■ Web page and app entries:
------------------------------------------------
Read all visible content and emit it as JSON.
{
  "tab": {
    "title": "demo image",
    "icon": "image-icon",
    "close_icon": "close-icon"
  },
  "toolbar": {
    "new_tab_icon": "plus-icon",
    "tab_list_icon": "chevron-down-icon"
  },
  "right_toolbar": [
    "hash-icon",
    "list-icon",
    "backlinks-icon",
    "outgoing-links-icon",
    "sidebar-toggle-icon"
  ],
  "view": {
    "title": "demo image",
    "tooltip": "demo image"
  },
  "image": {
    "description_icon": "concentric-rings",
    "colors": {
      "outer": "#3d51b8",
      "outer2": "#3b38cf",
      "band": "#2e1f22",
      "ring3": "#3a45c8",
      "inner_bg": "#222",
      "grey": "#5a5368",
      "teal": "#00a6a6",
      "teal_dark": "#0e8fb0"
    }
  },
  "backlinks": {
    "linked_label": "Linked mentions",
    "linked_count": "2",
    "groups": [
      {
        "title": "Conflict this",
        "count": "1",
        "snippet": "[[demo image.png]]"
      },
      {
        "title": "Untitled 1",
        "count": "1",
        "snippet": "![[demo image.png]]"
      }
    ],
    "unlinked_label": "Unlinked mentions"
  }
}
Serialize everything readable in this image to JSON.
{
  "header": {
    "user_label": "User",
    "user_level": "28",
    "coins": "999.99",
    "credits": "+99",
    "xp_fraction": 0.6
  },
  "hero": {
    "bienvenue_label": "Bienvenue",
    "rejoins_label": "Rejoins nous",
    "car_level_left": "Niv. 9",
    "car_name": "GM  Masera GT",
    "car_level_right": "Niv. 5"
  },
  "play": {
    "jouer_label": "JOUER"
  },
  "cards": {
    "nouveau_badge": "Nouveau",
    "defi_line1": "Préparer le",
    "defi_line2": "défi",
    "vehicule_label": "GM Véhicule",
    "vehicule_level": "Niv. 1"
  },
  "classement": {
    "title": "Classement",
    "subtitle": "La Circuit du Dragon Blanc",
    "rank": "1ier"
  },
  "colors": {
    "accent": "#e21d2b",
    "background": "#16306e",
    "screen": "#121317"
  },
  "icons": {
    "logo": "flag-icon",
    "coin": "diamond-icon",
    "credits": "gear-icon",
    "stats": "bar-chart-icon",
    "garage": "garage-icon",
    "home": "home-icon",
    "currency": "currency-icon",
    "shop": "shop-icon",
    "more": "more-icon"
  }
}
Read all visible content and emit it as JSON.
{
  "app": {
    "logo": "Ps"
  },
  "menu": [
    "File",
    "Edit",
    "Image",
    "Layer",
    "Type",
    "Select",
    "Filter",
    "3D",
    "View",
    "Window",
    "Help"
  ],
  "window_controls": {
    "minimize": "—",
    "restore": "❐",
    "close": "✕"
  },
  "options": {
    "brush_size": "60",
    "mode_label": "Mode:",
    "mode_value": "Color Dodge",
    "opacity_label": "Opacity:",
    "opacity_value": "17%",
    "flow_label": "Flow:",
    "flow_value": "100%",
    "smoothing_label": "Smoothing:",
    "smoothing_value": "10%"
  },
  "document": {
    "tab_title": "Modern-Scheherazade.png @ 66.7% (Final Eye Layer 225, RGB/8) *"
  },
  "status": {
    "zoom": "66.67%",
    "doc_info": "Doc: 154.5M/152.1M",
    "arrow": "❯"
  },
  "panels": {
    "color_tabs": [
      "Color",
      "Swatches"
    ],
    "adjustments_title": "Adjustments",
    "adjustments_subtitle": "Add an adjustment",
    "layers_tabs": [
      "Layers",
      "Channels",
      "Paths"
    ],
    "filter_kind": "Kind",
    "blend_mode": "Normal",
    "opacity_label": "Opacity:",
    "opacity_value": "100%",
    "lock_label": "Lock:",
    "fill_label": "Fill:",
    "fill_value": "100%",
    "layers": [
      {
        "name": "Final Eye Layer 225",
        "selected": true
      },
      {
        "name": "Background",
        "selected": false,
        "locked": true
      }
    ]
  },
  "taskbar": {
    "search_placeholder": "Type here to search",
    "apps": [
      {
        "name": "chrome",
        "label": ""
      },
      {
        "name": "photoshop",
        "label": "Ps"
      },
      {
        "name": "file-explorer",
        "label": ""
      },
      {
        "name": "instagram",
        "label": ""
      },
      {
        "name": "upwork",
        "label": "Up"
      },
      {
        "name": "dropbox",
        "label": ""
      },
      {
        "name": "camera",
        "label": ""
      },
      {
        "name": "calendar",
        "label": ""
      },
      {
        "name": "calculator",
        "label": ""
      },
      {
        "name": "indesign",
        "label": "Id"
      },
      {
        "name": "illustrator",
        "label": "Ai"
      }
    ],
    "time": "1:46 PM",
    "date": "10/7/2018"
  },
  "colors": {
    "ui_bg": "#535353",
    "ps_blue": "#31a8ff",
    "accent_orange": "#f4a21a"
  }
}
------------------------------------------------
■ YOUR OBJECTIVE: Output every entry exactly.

■ REPLY TO THE EXERCISE:
Read all visible content and emit it as JSON.
{
  "tab": {
    "title": "demo image",
    "icon": "image-icon",
    "close_icon": "close-icon"
  },
  "toolbar": {
    "new_tab_icon": "plus-icon",
    "tab_list_icon": "chevron-down-icon"
  },
  "right_toolbar": [
    "hash-icon",
    "list-icon",
    "backlinks-icon",
    "outgoing-links-icon",
    "sidebar-toggle-icon"
  ],
  "view": {
    "title": "demo image",
    "tooltip": "demo image"
  },
  "image": {
    "description_icon": "concentric-rings",
    "colors": {
      "outer": "#3d51b8",
      "outer2": "#3b38cf",
      "band": "#2e1f22",
      "ring3": "#3a45c8",
      "inner_bg": "#222",
      "grey": "#5a5368",
      "teal": "#00a6a6",
      "teal_dark": "#0e8fb0"
    }
  },
  "backlinks": {
    "linked_label": "Linked mentions",
    "linked_count": "2",
    "groups": [
      {
        "title": "Conflict this",
        "count": "1",
        "snippet": "[[demo image.png]]"
      },
      {
        "title": "Untitled 1",
        "count": "1",
        "snippet": "![[demo image.png]]"
      }
    ],
    "unlinked_label": "Unlinked mentions"
  }
}
Serialize everything readable in this image to JSON.
{
  "header": {
    "user_label": "User",
    "user_level": "28",
    "coins": "999.99",
    "credits": "+99",
    "xp_fraction": 0.6
  },
  "hero": {
    "bienvenue_label": "Bienvenue",
    "rejoins_label": "Rejoins nous",
    "car_level_left": "Niv. 9",
    "car_name": "GM  Masera GT",
    "car_level_right": "Niv. 5"
  },
  "play": {
    "jouer_label": "JOUER"
  },
  "cards": {
    "nouveau_badge": "Nouveau",
    "defi_line1": "Préparer le",
    "defi_line2": "défi",
    "vehicule_label": "GM Véhicule",
    "vehicule_level": "Niv. 1"
  },
  "classement": {
    "title": "Classement",
    "subtitle": "La Circuit du Dragon Blanc",
    "rank": "1ier"
  },
  "colors": {
    "accent": "#e21d2b",
    "background": "#16306e",
    "screen": "#121317"
  },
  "icons": {
    "logo": "flag-icon",
    "coin": "diamond-icon",
    "credits": "gear-icon",
    "stats": "bar-chart-icon",
    "garage": "garage-icon",
    "home": "home-icon",
    "currency": "currency-icon",
    "shop": "shop-icon",
    "more": "more-icon"
  }
}
Read all visible content and emit it as JSON.
{
  "app": {
    "logo": "Ps"
  },
  "menu": [
    "File",
    "Edit",
    "Image",
    "Layer",
    "Type",
    "Select",
    "Filter",
    "3D",
    "View",
    "Window",
    "Help"
  ],
  "window_controls": {
    "minimize": "—",
    "restore": "❐",
    "close": "✕"
  },
  "options": {
    "brush_size": "60",
    "mode_label": "Mode:",
    "mode_value": "Color Dodge",
    "opacity_label": "Opacity:",
    "opacity_value": "17%",
    "flow_label": "Flow:",
    "flow_value": "100%",
    "smoothing_label": "Smoothing:",
    "smoothing_value": "10%"
  },
  "document": {
    "tab_title": "Modern-Scheherazade.png @ 66.7% (Final Eye Layer 225, RGB/8) *"
  },
  "status": {
    "zoom": "66.67%",
    "doc_info": "Doc: 154.5M/152.1M",
    "arrow": "❯"
  },
  "panels": {
    "color_tabs": [
      "Color",
      "Swatches"
    ],
    "adjustments_title": "Adjustments",
    "adjustments_subtitle": "Add an adjustment",
    "layers_tabs": [
      "Layers",
      "Channels",
      "Paths"
    ],
    "filter_kind": "Kind",
    "blend_mode": "Normal",
    "opacity_label": "Opacity:",
    "opacity_value": "100%",
    "lock_label": "Lock:",
    "fill_label": "Fill:",
    "fill_value": "100%",
    "layers": [
      {
        "name": "Final Eye Layer 225",
        "selected": true
      },
      {
        "name": "Background",
        "selected": false,
        "locked": true
      }
    ]
  },
  "taskbar": {
    "search_placeholder": "Type here to search",
    "apps": [
      {
        "name": "chrome",
        "label": ""
      },
      {
        "name": "photoshop",
        "label": "Ps"
      },
      {
        "name": "file-explorer",
        "label": ""
      },
      {
        "name": "instagram",
        "label": ""
      },
      {
        "name": "upwork",
        "label": "Up"
      },
      {
        "name": "dropbox",
        "label": ""
      },
      {
        "name": "camera",
        "label": ""
      },
      {
        "name": "calendar",
        "label": ""
      },
      {
        "name": "calculator",
        "label": ""
      },
      {
        "name": "indesign",
        "label": "Id"
      },
      {
        "name": "illustrator",
        "label": "Ai"
      }
    ],
    "time": "1:46 PM",
    "date": "10/7/2018"
  },
  "colors": {
    "ui_bg": "#535353",
    "ps_blue": "#31a8ff",
    "accent_orange": "#f4a21a"
  }
}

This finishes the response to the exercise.